TASK INSTRUCTIONS - In the records below, find each line with the word "JSON" and copy it.
** Opening INFORMATION SHOWN block **
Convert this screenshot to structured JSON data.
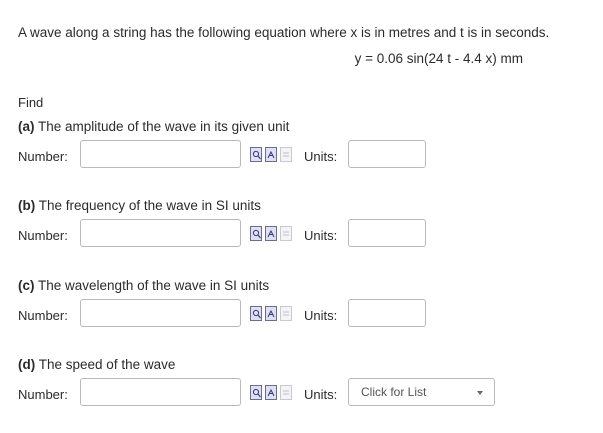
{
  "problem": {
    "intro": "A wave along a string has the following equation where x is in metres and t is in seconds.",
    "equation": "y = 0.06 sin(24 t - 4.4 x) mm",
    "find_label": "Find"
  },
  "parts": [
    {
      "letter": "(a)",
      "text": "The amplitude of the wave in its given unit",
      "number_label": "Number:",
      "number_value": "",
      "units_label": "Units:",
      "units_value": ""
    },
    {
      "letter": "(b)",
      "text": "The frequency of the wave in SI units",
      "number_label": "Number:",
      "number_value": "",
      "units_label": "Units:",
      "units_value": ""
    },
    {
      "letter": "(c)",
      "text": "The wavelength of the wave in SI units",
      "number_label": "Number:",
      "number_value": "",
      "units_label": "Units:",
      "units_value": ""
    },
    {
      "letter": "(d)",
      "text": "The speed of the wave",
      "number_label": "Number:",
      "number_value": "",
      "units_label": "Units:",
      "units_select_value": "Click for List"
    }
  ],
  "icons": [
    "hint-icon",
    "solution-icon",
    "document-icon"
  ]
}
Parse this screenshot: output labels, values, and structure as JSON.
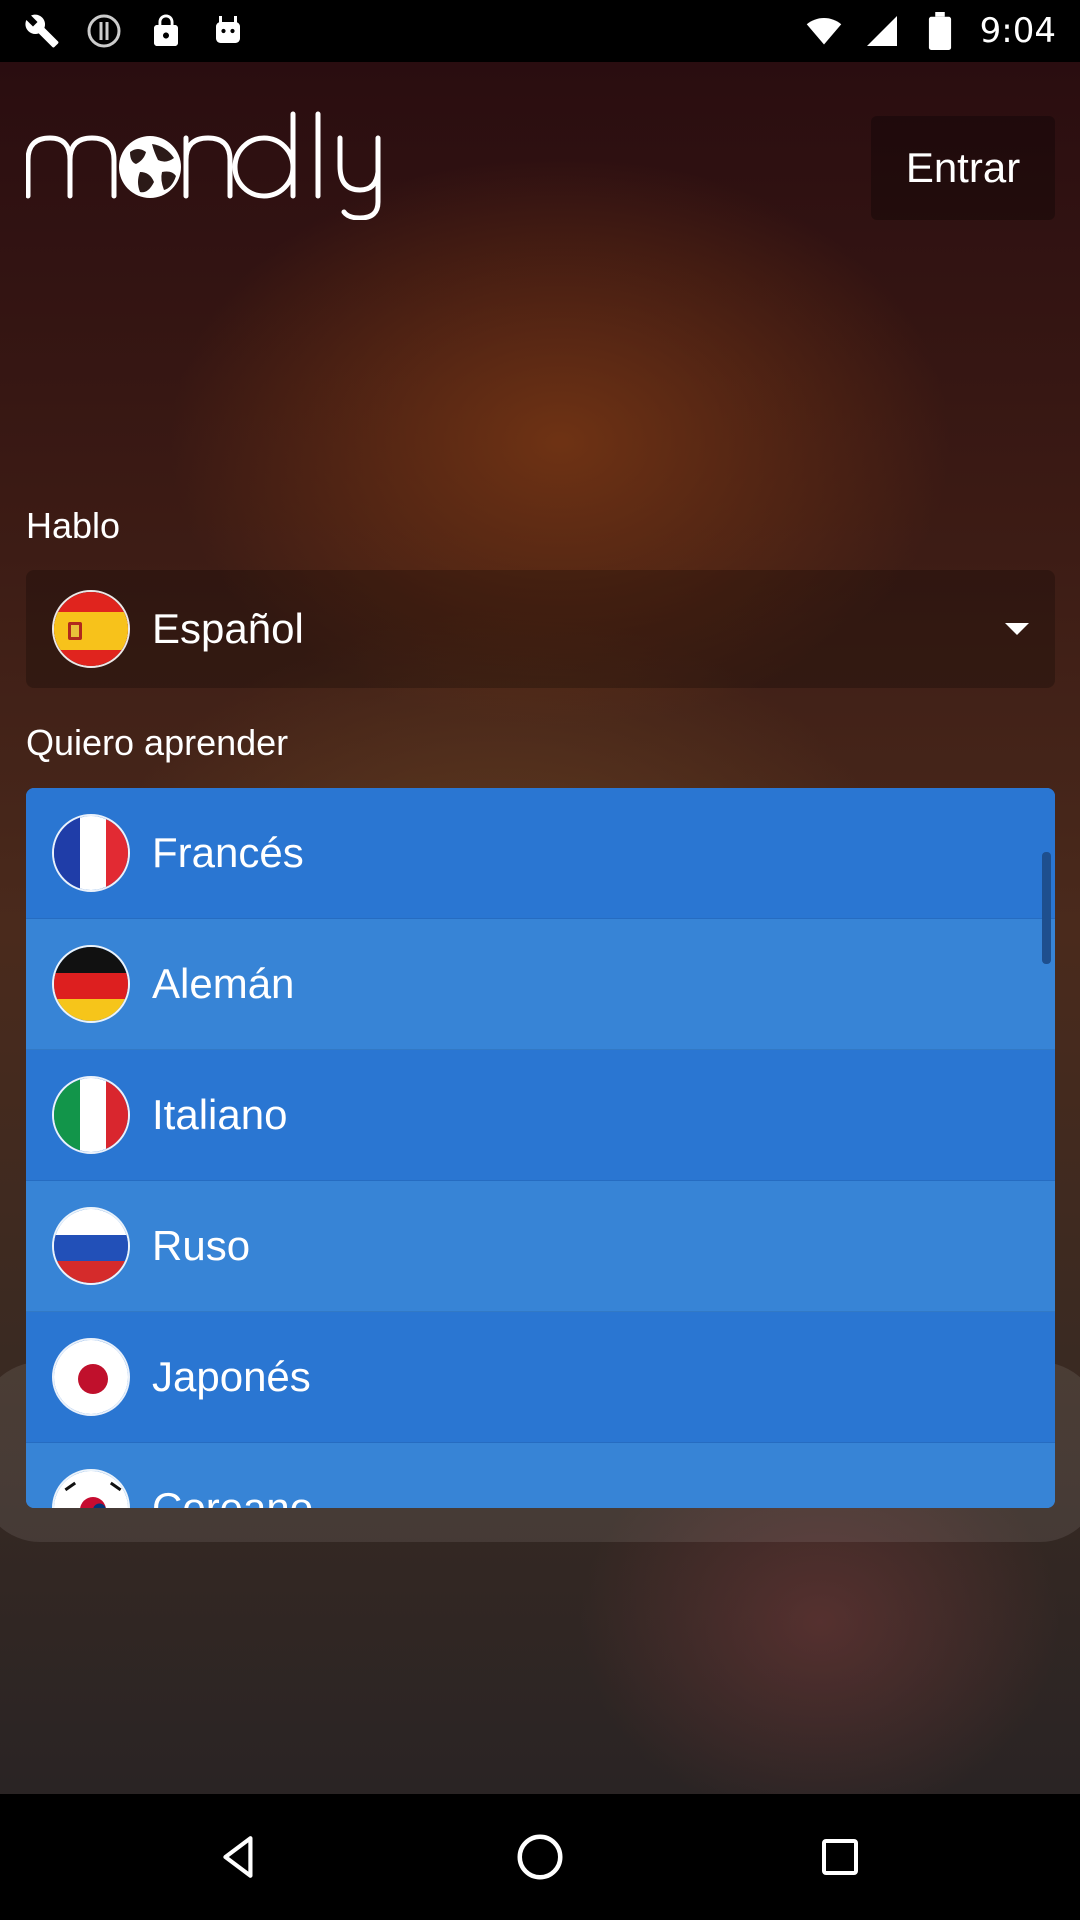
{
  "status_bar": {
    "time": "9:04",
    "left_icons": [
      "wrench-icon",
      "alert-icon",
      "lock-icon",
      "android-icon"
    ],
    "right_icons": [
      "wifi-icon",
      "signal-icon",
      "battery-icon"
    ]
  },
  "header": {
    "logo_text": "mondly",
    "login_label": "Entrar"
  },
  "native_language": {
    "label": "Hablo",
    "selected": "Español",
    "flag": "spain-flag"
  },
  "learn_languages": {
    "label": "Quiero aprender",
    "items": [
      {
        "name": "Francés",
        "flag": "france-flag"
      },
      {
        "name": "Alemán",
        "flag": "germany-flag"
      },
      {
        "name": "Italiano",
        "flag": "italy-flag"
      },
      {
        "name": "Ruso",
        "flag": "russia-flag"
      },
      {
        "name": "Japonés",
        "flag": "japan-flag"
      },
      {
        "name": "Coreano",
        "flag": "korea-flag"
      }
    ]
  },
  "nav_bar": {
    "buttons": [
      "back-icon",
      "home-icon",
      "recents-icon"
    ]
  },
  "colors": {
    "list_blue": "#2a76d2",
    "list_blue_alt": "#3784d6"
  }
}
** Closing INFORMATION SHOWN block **
YOUR RESPONSE -
Convert this screenshot to structured JSON data.
Parse this screenshot: output labels, values, and structure as JSON.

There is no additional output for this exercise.